Leishmaniasis not only affects people who live in countries where the disease is endemic but also poses a risk to people who travel in those areas. For example, the cutaneous form of the disease is a growing health problem for U.S. soldiers in sand fly-rich Afghanistan and Iraq—where it has been nicknamed the "Baghdad boil." According to the World Health Organization (WHO), 90 percent of all cutaneous leishmaniasis cases occur in Afghanistan, Brazil, Iran, Peru, Saudi Arabia, and Syria.
Though most of the world's cases of visceral leishmaniasis occur in India, Bangladesh, Nepal, Sudan, and Brazil, the spread of HIV, particularly among intravenous drug users, is bringing this severe disease to new geographical areas. According to WHO, co-infection with HIV and visceral leishmaniasis has been reported in 34 countries in Africa, Asia, Europe, and South America.

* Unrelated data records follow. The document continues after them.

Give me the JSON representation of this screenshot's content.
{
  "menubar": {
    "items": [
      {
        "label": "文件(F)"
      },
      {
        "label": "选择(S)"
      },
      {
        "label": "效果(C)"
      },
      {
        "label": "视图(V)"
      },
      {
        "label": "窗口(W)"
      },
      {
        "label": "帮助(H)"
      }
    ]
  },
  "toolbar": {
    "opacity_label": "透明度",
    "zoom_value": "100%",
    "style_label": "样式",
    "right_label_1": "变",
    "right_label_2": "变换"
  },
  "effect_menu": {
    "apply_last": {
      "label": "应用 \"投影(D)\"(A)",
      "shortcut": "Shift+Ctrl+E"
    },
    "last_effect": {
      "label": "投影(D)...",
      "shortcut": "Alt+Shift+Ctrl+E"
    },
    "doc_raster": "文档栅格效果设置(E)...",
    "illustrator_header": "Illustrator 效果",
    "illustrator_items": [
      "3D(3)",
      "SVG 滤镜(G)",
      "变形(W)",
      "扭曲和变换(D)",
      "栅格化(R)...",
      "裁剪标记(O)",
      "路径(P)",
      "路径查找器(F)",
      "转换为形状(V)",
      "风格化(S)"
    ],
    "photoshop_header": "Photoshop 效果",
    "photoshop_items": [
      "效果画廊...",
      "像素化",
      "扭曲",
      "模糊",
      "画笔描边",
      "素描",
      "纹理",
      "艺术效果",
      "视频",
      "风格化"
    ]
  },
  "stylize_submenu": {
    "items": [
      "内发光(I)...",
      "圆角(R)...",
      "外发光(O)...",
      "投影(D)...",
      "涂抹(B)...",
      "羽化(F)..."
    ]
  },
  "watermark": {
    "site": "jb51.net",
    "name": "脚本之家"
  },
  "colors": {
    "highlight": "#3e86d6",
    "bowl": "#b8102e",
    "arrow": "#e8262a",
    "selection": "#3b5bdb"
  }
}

In southern Europe, an estimated 70 percent of adult cases of visceral leishmaniasis are associated with HIV infection.
Last Updated August 10, 2008